Melbourne, Australia’s native Ashley Naylor shows that Old West country folk music isn’t just music for American artists like Patty Griffin, Buddy Miller, and Dwight Yoakum, but, rather, it has a place in Australia’s music tapestry as well. Naylor who is best known as the lead vocalist and guitarist for the Australian rock group Even, during the mid-’90s, has gone solo with his debut album Four Track Mind, a collection of somber prairie tunes with a folk/rock groove and country twang reminiscent of John Prine, Steve Earl, and Kasey Chambers.
Songs like “I Made Up My Mind” and “Nylon Licks” plod like Gram Parsons in their rustic country/folk composures. The instrument repetition keeps the momentum sedate and on an even keel in a haze of light rustles. The roaming reels of whistles and harmonica trails on “Raking Up Leaves,” “Under Your Radar,” and “Resurrection Blues” have a Neil Young like warmth.
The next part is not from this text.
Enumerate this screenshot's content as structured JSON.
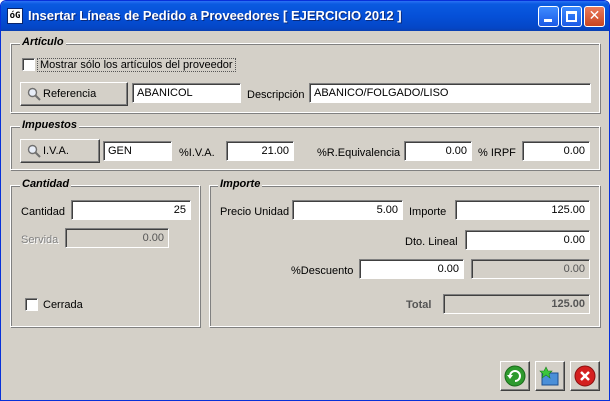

The music is not rushed but finely combed. “Merry-Go-Round” culls tambourine shakes along the folksy surf with a Kasey Chambers dabbing.
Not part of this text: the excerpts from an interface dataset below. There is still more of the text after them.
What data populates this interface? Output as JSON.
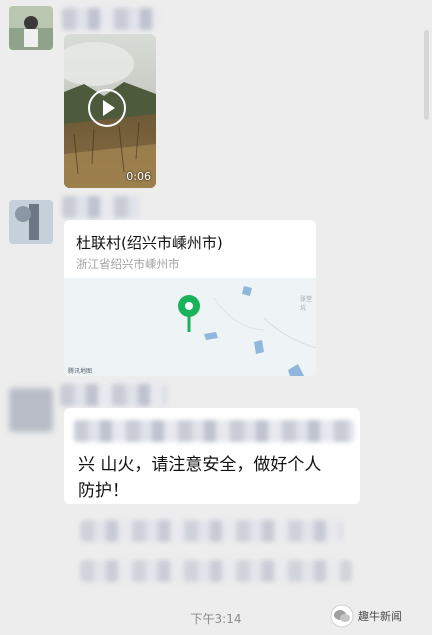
{
  "video": {
    "duration": "0:06",
    "play_icon": "play-icon"
  },
  "location": {
    "title": "杜联村(绍兴市嵊州市)",
    "address": "浙江省绍兴市嵊州市",
    "map_watermark": "腾讯地图",
    "map_place_label": "张堂坑",
    "pin_color": "#19b35a",
    "pin_icon": "map-pin-icon"
  },
  "message": {
    "partial_line": "兴  山火，请注意安全，做好个人",
    "line2": "防护！"
  },
  "timestamp": "下午3:14",
  "watermark": {
    "text": "趣牛新闻",
    "icon": "wechat-icon"
  }
}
There is a smoky screen fogging up the country folk shafts in the instrumental piece “Pyjama Stars.” The movements rove with a spectral glide in the songs “Soothe Me With Your Song” and “National Expres.” Naylor’s vocals are gentle and protract a Jedd Hughes instinct for loosely held reins on the melody “Blackie’s Bell.” The music trots at an easygoing pace with a bluesy piano hull circumvented in a country folk ring.
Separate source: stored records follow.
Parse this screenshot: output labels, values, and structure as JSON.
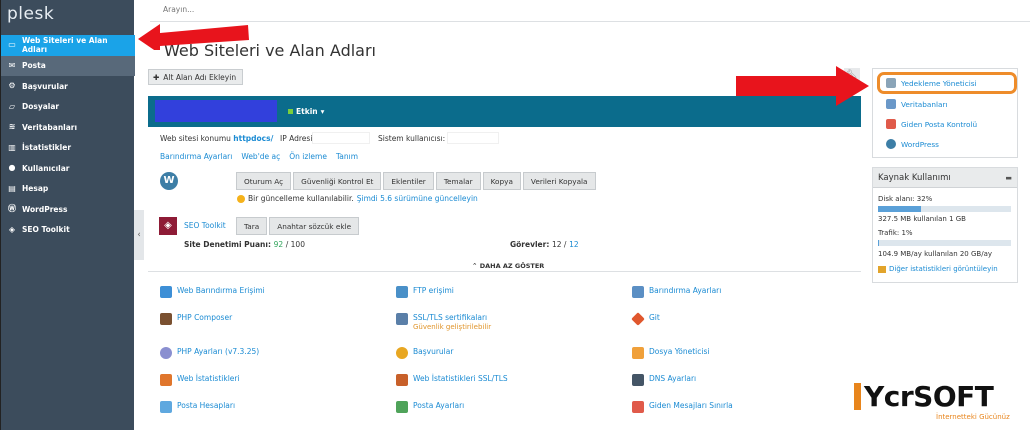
{
  "app": {
    "logo": "plesk"
  },
  "sidebar": {
    "items": [
      {
        "label": "Web Siteleri ve Alan Adları",
        "icon": "monitor-icon"
      },
      {
        "label": "Posta",
        "icon": "mail-icon"
      },
      {
        "label": "Başvurular",
        "icon": "gear-icon"
      },
      {
        "label": "Dosyalar",
        "icon": "folder-icon"
      },
      {
        "label": "Veritabanları",
        "icon": "layers-icon"
      },
      {
        "label": "İstatistikler",
        "icon": "stats-icon"
      },
      {
        "label": "Kullanıcılar",
        "icon": "user-icon"
      },
      {
        "label": "Hesap",
        "icon": "card-icon"
      },
      {
        "label": "WordPress",
        "icon": "wordpress-icon"
      },
      {
        "label": "SEO Toolkit",
        "icon": "seo-icon"
      }
    ]
  },
  "search": {
    "placeholder": "Arayın..."
  },
  "page": {
    "title": "Web Siteleri ve Alan Adları",
    "add_subdomain": "Alt Alan Adı Ekleyin"
  },
  "domain": {
    "status": "Etkin",
    "site_location_label": "Web sitesi konumu",
    "site_location_value": "httpdocs/",
    "ip_label": "IP Adresi:",
    "system_user_label": "Sistem kullanıcısı:",
    "links": [
      "Barındırma Ayarları",
      "Web'de aç",
      "Ön izleme",
      "Tanım"
    ],
    "wp_buttons": [
      "Oturum Aç",
      "Güvenliği Kontrol Et",
      "Eklentiler",
      "Temalar",
      "Kopya",
      "Verileri Kopyala"
    ],
    "update_text": "Bir güncelleme kullanılabilir.",
    "update_link": "Şimdi 5.6 sürümüne güncelleyin",
    "seo_label": "SEO Toolkit",
    "seo_buttons": [
      "Tara",
      "Anahtar sözcük ekle"
    ],
    "audit_label": "Site Denetimi Puanı:",
    "audit_score": "92",
    "audit_total": "/ 100",
    "tasks_label": "Görevler:",
    "tasks_done": "12 /",
    "tasks_total": "12",
    "show_less": "DAHA AZ GÖSTER"
  },
  "tools": [
    {
      "label": "Web Barındırma Erişimi",
      "icon_color": "#3d8fd6"
    },
    {
      "label": "FTP erişimi",
      "icon_color": "#4a90c8"
    },
    {
      "label": "Barındırma Ayarları",
      "icon_color": "#5b8fc4"
    },
    {
      "label": "PHP Composer",
      "icon_color": "#7a5030"
    },
    {
      "label": "SSL/TLS sertifikaları",
      "sub": "Güvenlik geliştirilebilir",
      "icon_color": "#5a7fa8"
    },
    {
      "label": "Git",
      "icon_color": "#e0572d"
    },
    {
      "label": "PHP Ayarları (v7.3.25)",
      "icon_color": "#8a8fd0"
    },
    {
      "label": "Başvurular",
      "icon_color": "#e8a722"
    },
    {
      "label": "Dosya Yöneticisi",
      "icon_color": "#f0a03a"
    },
    {
      "label": "Web İstatistikleri",
      "icon_color": "#e0762c"
    },
    {
      "label": "Web İstatistikleri SSL/TLS",
      "icon_color": "#c8602a"
    },
    {
      "label": "DNS Ayarları",
      "icon_color": "#445566"
    },
    {
      "label": "Posta Hesapları",
      "icon_color": "#5fa8df"
    },
    {
      "label": "Posta Ayarları",
      "icon_color": "#4fa35a"
    },
    {
      "label": "Giden Mesajları Sınırla",
      "icon_color": "#e05a4a"
    }
  ],
  "right_panel": {
    "items": [
      {
        "label": "Yedekleme Yöneticisi",
        "icon_color": "#8aa4b8"
      },
      {
        "label": "Veritabanları",
        "icon_color": "#6a98c8"
      },
      {
        "label": "Giden Posta Kontrolü",
        "icon_color": "#e05a4a"
      },
      {
        "label": "WordPress",
        "icon_color": "#3d7ea6"
      }
    ]
  },
  "resources": {
    "title": "Kaynak Kullanımı",
    "disk_label": "Disk alanı: 32%",
    "disk_fill": 0.32,
    "disk_detail": "327.5 MB kullanılan 1 GB",
    "traffic_label": "Trafik: 1%",
    "traffic_fill": 0.01,
    "traffic_detail": "104.9 MB/ay kullanılan 20 GB/ay",
    "more_link": "Diğer istatistikleri görüntüleyin"
  },
  "watermark": {
    "brand": "YcrSOFT",
    "tagline": "İnternetteki Gücünüz"
  },
  "colors": {
    "accent": "#1aa3e8",
    "header": "#0b6c8c",
    "sidebar": "#3c4c5c",
    "arrow": "#e8141c",
    "highlight": "#ee8c2a"
  }
}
Ashley Naylor’s album has the fixings of Americana music, just coming from an Australian folk artist. The music is tranquil and glides with a smoky film in the instrumental approach. At times the songs drag with a prairie like calmness, but the folksy turf is skillfully scythed and pared. Music that the world previously only identified with America has taken on a worldly identity with Ashley Naylor.
John Prine – Fair & Square
Jedd Hughes – Transcontinental
Kasey Chambers – Carnival